(Data about app and page elements)
----------------------------------------

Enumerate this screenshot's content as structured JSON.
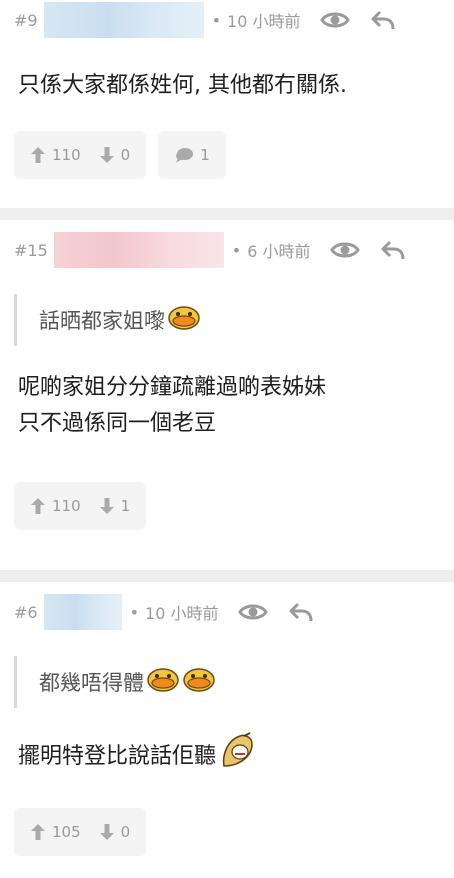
{
  "posts": [
    {
      "floor": "#9",
      "time": "10 小時前",
      "quote": null,
      "lines": [
        "只係大家都係姓何, 其他都冇關係."
      ],
      "upvotes": "110",
      "downvotes": "0",
      "replies": "1"
    },
    {
      "floor": "#15",
      "time": "6 小時前",
      "quote": "話晒都家姐嚟",
      "lines": [
        "呢啲家姐分分鐘疏離過啲表姊妹",
        "只不過係同一個老豆"
      ],
      "upvotes": "110",
      "downvotes": "1"
    },
    {
      "floor": "#6",
      "time": "10 小時前",
      "quote": "都幾唔得體",
      "lines": [
        "擺明特登比說話佢聽"
      ],
      "upvotes": "105",
      "downvotes": "0"
    }
  ],
  "icons": {
    "eye": "eye-icon",
    "reply": "reply-arrow-icon",
    "up": "thumb-up-arrow-icon",
    "down": "thumb-down-arrow-icon",
    "comment": "comment-bubble-icon",
    "emoji_duck": "duck-emoji-icon",
    "emoji_banana": "banana-emoji-icon"
  },
  "colors": {
    "meta_gray": "#9a9a9a",
    "pill_bg": "#f4f4f4",
    "separator": "#eeeeee"
  }
}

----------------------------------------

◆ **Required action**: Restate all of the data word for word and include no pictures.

◆ **Exercise solution**:
Enumerate this screenshot's content as structured JSON.
{
  "posts": [
    {
      "floor": "#9",
      "time": "10 小時前",
      "quote": null,
      "lines": [
        "只係大家都係姓何, 其他都冇關係."
      ],
      "upvotes": "110",
      "downvotes": "0",
      "replies": "1"
    },
    {
      "floor": "#15",
      "time": "6 小時前",
      "quote": "話晒都家姐嚟",
      "lines": [
        "呢啲家姐分分鐘疏離過啲表姊妹",
        "只不過係同一個老豆"
      ],
      "upvotes": "110",
      "downvotes": "1"
    },
    {
      "floor": "#6",
      "time": "10 小時前",
      "quote": "都幾唔得體",
      "lines": [
        "擺明特登比說話佢聽"
      ],
      "upvotes": "105",
      "downvotes": "0"
    }
  ],
  "icons": {
    "eye": "eye-icon",
    "reply": "reply-arrow-icon",
    "up": "thumb-up-arrow-icon",
    "down": "thumb-down-arrow-icon",
    "comment": "comment-bubble-icon",
    "emoji_duck": "duck-emoji-icon",
    "emoji_banana": "banana-emoji-icon"
  },
  "colors": {
    "meta_gray": "#9a9a9a",
    "pill_bg": "#f4f4f4",
    "separator": "#eeeeee"
  }
}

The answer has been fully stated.